━━━ DATA SECTION ━━━

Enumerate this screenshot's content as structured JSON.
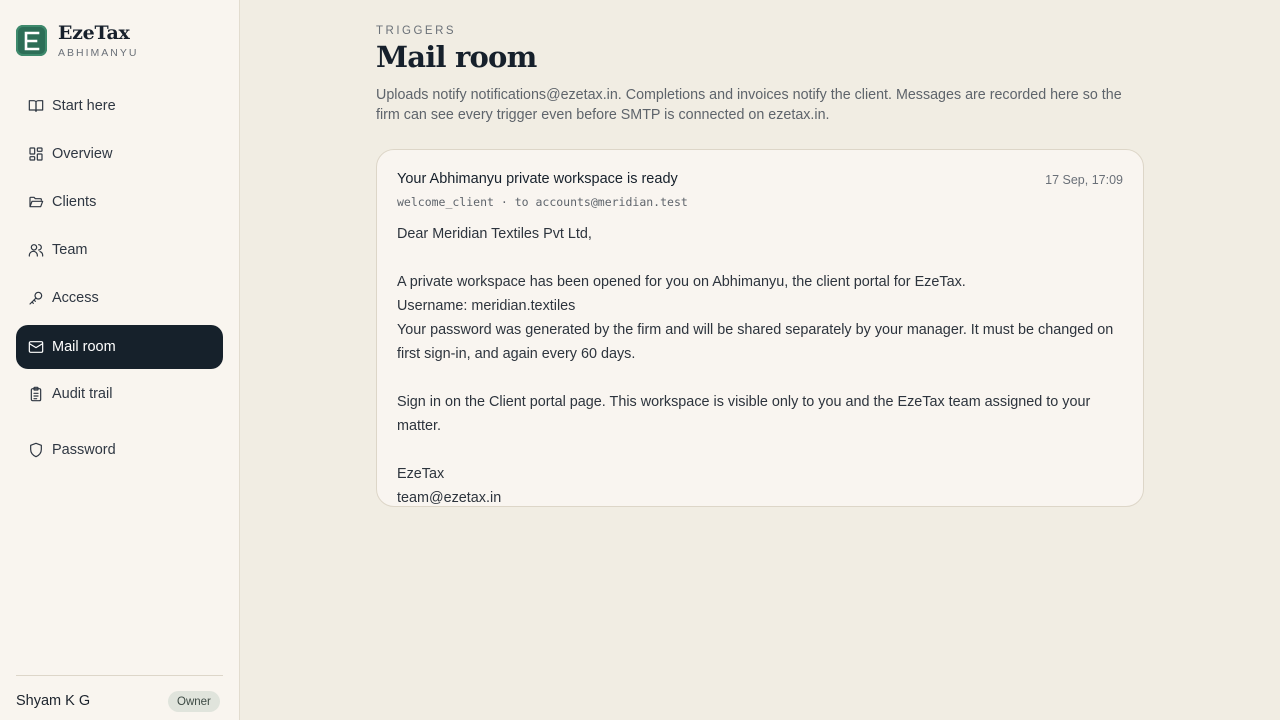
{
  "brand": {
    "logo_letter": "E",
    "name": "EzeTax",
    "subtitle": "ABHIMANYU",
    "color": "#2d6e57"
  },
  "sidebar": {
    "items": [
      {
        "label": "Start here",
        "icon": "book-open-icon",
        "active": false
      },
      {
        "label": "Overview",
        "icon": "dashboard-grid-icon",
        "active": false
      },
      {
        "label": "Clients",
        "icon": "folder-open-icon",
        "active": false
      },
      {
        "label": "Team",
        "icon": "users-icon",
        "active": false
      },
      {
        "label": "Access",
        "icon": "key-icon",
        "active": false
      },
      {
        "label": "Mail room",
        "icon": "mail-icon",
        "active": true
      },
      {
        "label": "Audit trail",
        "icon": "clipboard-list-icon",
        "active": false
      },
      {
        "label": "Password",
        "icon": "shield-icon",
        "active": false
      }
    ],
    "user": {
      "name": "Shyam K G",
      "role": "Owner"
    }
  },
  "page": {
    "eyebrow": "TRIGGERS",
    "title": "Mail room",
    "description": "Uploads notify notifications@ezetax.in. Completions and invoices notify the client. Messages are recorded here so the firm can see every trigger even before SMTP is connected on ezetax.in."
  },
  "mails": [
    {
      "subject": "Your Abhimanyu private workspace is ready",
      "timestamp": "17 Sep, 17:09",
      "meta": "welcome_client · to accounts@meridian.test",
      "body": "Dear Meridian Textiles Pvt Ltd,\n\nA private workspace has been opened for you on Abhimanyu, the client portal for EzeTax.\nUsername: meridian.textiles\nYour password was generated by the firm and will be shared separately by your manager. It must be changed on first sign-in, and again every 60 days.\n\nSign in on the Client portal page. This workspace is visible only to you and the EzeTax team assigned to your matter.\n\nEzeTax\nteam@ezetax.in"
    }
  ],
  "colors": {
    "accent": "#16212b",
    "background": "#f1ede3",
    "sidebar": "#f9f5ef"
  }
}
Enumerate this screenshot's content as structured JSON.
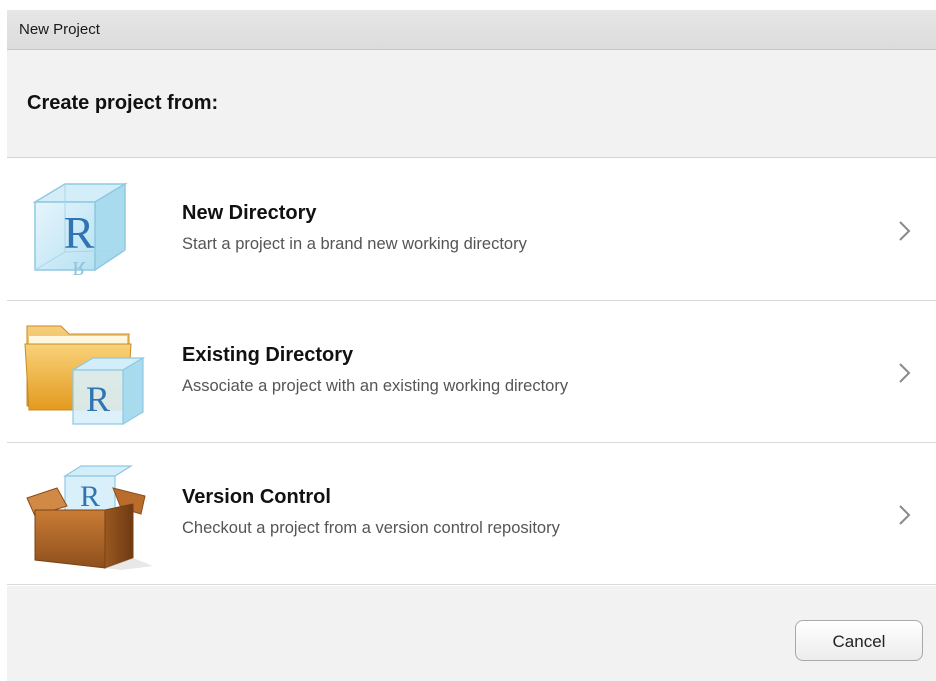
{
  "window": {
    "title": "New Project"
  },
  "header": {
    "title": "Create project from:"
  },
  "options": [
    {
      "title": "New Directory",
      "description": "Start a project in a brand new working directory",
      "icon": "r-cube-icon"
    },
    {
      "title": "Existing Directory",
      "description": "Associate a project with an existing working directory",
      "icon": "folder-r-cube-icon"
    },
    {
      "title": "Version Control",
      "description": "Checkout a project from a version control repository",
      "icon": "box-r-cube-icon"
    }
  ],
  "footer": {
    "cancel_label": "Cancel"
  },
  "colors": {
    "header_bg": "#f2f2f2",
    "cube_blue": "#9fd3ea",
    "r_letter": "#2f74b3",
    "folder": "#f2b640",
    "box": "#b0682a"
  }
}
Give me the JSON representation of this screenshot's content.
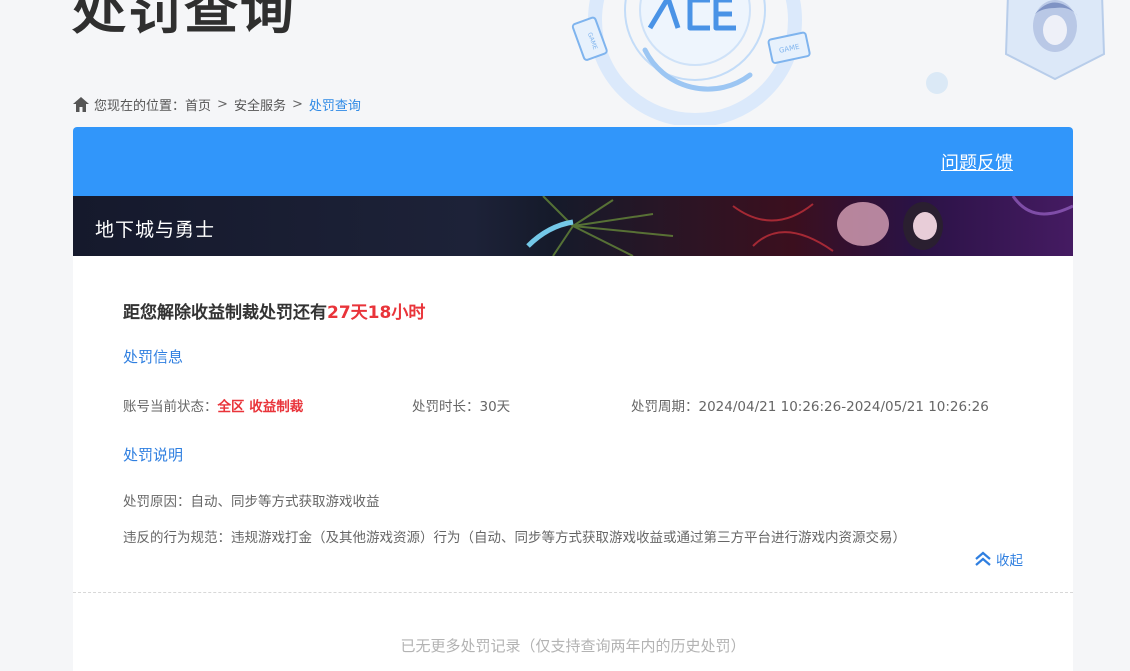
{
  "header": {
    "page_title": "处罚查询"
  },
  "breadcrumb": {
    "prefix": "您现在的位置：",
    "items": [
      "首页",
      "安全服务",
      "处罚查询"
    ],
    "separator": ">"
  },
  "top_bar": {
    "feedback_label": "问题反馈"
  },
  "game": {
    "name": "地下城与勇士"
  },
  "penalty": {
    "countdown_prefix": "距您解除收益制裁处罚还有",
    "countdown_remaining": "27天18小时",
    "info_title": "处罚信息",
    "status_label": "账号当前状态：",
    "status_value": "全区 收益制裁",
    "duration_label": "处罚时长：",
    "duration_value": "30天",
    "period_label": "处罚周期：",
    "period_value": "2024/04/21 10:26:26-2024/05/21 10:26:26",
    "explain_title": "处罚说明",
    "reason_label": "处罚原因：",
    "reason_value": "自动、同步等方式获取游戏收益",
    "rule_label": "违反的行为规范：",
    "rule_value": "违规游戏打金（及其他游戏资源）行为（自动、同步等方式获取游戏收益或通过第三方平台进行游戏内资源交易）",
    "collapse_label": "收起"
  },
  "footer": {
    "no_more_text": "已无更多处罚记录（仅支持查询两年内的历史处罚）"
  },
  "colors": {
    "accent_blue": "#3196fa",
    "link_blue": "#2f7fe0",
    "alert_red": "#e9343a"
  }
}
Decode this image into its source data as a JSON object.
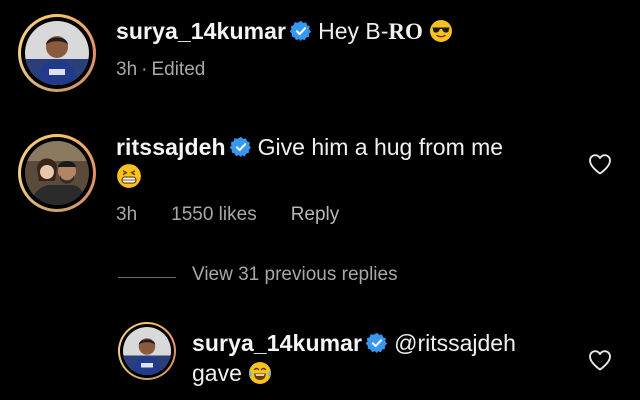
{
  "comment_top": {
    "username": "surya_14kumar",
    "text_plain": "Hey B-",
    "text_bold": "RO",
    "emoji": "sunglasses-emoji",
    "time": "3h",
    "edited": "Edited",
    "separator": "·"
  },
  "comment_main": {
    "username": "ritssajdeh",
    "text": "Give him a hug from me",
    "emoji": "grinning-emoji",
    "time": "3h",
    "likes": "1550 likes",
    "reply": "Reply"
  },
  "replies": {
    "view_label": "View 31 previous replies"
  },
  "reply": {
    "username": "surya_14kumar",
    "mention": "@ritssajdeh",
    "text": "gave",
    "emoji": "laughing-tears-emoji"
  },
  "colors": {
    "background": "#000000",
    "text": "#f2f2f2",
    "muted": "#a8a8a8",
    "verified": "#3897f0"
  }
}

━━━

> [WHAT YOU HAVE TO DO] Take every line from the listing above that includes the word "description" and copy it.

> [THE COMPLETED TASK]
    "description": "Uploads notify notifications@ezetax.in. Completions and invoices notify the client. Messages are recorded here so the firm can see every trigger even before SMTP is connected on ezetax.in."
      "description": "Start a project in a brand new working directory",
      "description": "Associate a project with an existing working directory",
      "description": "Checkout a project from a version control repository",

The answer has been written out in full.